● **Task instructions**
Whatever appears in the records, retype it exactly, except for the pictures.

(Data shown begins)

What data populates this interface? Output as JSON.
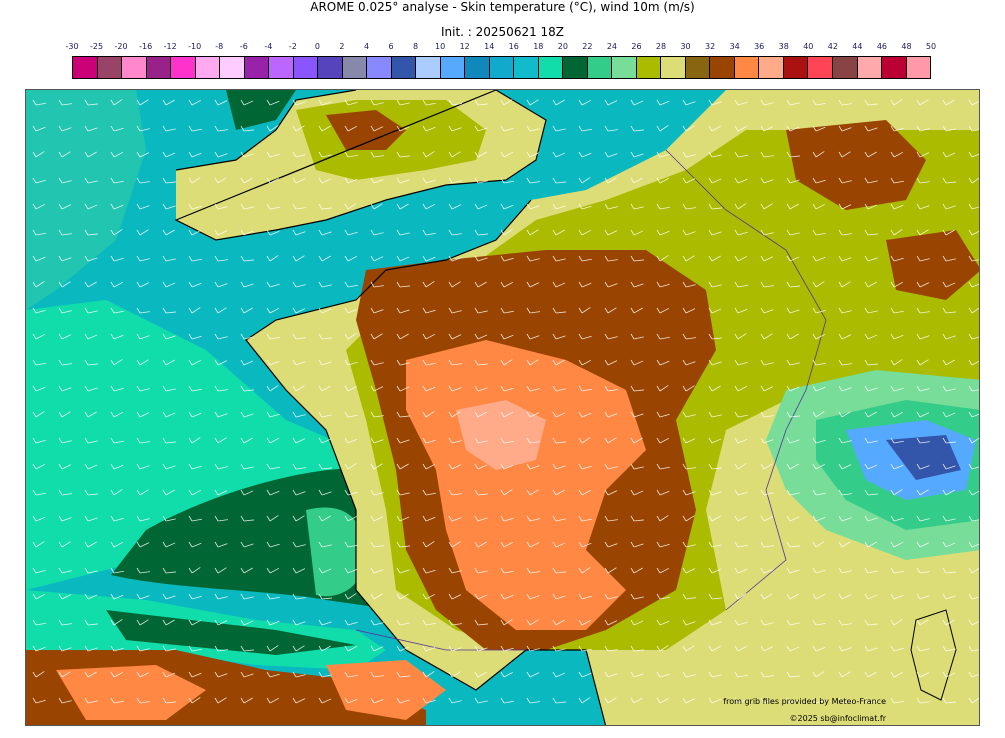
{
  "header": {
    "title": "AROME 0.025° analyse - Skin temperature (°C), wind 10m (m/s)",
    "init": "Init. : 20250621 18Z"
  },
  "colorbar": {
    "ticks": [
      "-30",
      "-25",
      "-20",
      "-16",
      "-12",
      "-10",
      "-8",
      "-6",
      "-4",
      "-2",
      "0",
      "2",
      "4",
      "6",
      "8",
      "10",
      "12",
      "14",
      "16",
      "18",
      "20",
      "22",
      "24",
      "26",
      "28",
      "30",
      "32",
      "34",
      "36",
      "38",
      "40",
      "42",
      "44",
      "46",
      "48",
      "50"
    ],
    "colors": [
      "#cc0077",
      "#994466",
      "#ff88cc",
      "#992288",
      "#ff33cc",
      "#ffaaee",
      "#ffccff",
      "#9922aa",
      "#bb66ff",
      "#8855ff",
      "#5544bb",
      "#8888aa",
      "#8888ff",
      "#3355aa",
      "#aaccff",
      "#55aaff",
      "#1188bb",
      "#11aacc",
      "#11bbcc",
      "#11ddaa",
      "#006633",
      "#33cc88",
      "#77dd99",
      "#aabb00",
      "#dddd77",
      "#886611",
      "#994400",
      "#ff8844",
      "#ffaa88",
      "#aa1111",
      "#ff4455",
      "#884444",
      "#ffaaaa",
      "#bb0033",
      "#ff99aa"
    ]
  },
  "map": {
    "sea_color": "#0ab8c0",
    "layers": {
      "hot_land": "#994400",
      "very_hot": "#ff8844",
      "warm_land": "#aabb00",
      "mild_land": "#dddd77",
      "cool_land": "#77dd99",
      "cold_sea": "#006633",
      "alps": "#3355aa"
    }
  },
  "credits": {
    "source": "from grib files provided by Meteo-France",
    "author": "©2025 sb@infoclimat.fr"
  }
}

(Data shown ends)

● **Your solution**
What data populates this interface? Output as JSON.
{
  "header": {
    "title": "AROME 0.025° analyse - Skin temperature (°C), wind 10m (m/s)",
    "init": "Init. : 20250621 18Z"
  },
  "colorbar": {
    "ticks": [
      "-30",
      "-25",
      "-20",
      "-16",
      "-12",
      "-10",
      "-8",
      "-6",
      "-4",
      "-2",
      "0",
      "2",
      "4",
      "6",
      "8",
      "10",
      "12",
      "14",
      "16",
      "18",
      "20",
      "22",
      "24",
      "26",
      "28",
      "30",
      "32",
      "34",
      "36",
      "38",
      "40",
      "42",
      "44",
      "46",
      "48",
      "50"
    ],
    "colors": [
      "#cc0077",
      "#994466",
      "#ff88cc",
      "#992288",
      "#ff33cc",
      "#ffaaee",
      "#ffccff",
      "#9922aa",
      "#bb66ff",
      "#8855ff",
      "#5544bb",
      "#8888aa",
      "#8888ff",
      "#3355aa",
      "#aaccff",
      "#55aaff",
      "#1188bb",
      "#11aacc",
      "#11bbcc",
      "#11ddaa",
      "#006633",
      "#33cc88",
      "#77dd99",
      "#aabb00",
      "#dddd77",
      "#886611",
      "#994400",
      "#ff8844",
      "#ffaa88",
      "#aa1111",
      "#ff4455",
      "#884444",
      "#ffaaaa",
      "#bb0033",
      "#ff99aa"
    ]
  },
  "map": {
    "sea_color": "#0ab8c0",
    "layers": {
      "hot_land": "#994400",
      "very_hot": "#ff8844",
      "warm_land": "#aabb00",
      "mild_land": "#dddd77",
      "cool_land": "#77dd99",
      "cold_sea": "#006633",
      "alps": "#3355aa"
    }
  },
  "credits": {
    "source": "from grib files provided by Meteo-France",
    "author": "©2025 sb@infoclimat.fr"
  }
}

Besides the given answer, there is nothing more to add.